My prayers will be with you Debbie. My Mother was a breast cancer survivor, early intervention does help. I have a mass and I am nervous to imagining I don’t even know what, I need more tests. But I know I am not alone in this, many woman have come before me and the Lord will be with us.
Jeanne Takenaka says
I appreciate your thoughts and reminder to remember how God’s shown up in the past. He’ll show up in our present too. I find great comfort in that truth.
Gay C Johnston says
Your story was so beautifully written thank you, I just read Psalm 77. How timely your piece was. I was diagnosed with a brain mass 4 years ago. Through extensive testing it is probably benign and so far responded to radiation that has kept it from growing, staving off brain surgery. But as I am drinking my coffee I am also waiting for the clock to tick to 11:00 so that I can call to see of there is a cancelation at The Woman’s center so I can have my diagnostic tests for my breast mass they just found. I am scheduled for 3/3. Last year in March I contracted Covid 19, I’m 68 with COPD and other underling conditions. Although I did not feel normal again until the end of May, I was never hospitalized. By God’s grace I consider myself fine today, but will I be after my tests? I just have to remind myself he has brought me this far. I know whatever comes next he will not forsake me. He has stayed with me through many of my son’s health issues, my husband’s and through multiple nuclear tests of my own.

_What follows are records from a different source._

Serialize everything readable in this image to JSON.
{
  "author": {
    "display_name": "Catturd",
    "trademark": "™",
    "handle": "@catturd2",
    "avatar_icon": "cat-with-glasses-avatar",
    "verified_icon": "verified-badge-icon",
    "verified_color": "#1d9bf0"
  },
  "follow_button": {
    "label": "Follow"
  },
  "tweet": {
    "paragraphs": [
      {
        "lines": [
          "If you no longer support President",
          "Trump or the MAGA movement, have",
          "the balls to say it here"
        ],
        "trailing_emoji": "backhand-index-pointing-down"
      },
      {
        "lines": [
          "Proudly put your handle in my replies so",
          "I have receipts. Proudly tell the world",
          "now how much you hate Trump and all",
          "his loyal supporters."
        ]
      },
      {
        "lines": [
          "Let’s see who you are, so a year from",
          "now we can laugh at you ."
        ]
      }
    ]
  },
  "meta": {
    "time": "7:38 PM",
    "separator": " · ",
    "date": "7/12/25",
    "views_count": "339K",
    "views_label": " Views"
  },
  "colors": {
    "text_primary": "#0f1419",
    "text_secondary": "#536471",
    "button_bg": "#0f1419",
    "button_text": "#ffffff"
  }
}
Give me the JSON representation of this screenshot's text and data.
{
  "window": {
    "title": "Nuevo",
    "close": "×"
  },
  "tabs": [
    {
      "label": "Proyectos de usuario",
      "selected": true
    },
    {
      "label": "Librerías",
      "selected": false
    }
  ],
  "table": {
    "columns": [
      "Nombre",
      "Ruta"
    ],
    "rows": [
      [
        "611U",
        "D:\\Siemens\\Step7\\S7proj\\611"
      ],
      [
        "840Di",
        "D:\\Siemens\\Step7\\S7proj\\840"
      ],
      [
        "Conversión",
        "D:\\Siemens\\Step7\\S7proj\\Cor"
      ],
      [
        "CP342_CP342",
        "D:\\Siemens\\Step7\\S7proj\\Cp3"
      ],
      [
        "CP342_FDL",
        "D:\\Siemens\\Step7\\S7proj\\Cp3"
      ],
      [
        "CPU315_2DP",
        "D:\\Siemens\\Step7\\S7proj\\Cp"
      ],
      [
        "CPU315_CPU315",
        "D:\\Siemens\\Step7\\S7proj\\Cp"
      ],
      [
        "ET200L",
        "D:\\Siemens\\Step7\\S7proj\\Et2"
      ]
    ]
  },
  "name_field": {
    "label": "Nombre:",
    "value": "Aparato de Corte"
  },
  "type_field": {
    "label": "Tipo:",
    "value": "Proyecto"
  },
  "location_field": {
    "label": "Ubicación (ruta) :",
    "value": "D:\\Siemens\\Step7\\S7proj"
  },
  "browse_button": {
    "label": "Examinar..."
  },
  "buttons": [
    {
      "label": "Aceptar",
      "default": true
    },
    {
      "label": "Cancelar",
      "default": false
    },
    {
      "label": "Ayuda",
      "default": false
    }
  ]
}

He is always with me, when I remember this, its easy to forget in the business of life, I am truly comforted. Even when I feel unworthy.
Karen Knowles says
Gay, I just prayed that the breast mass isn’t malignant. I, like you, am grateful that whatever comes to us in life, we can be confidant that our loving God is always with us. I am so thankful you recovered from the virus even though you have COPD and other conditions and your age which would be against that happening. I would attribute that to the Lord. All praise to Him.
Marietta Warkentin says
This blog is very encouraging to me today! I have had to move for the second time this year- my rent is quite high plus two storage units and only a minimal SS check to put towards my expenses.My last job ended and while I seek and wait for a new door of steady employment to open again,I am daily fighting anxiety and some fear! But looking back at all God has done in my past 30 years as a single mom, and what he has done for my son’s and me I am assured of that He continue’s to be my deliverer! God is on the throne!❤️✝️
Jennifer Johnson says
This was a great one, definitely can relatel!
You touched my heart with this article. Thank you! God bless you.
Theresa Boedeker says
I used to wonder why God kept reminding the Israelites over and over again about how he brought them out of Egypt and through the Red Sea and fed them manna. I read that just a few chapters ago, I would think. But we human forget do easily. God was reminding them he took care of them once, and he would again. It is helpful for us to remember how God has helped us in the past. And the older we get, we have more instances to remember.
Beth Williams says
God knows that we are mere humans prone to forget. Read Judges 2:10 where Joshua & that generation died off. The next generation neither knew the Lord nor what He had done for Israel. God asked Joshua to choose 12 men-1 from each tribe & get 12 stones from the middle of Jordan & set them up as a memorial for future generations. It is so easy to forget the past & what God has done. For me I write down each instance of God’s goodness. That way when I encounter other trials-& I will- There will be a remembrance to look back on & remind myself of His goodness to me.
Your words warm my soul. They make me want to go back and remember how God has worked in my life and how I need to keep all the help and comfort He has given me especially at the hardest times first place in my mind and heart. I applaud you my beautiful granddaughter for reaching out to help and guide us in the right direction.
Karen Knowles says
Meghan, I agree with all my sisters here that your post today was very uplifting and encouraging. Thank you!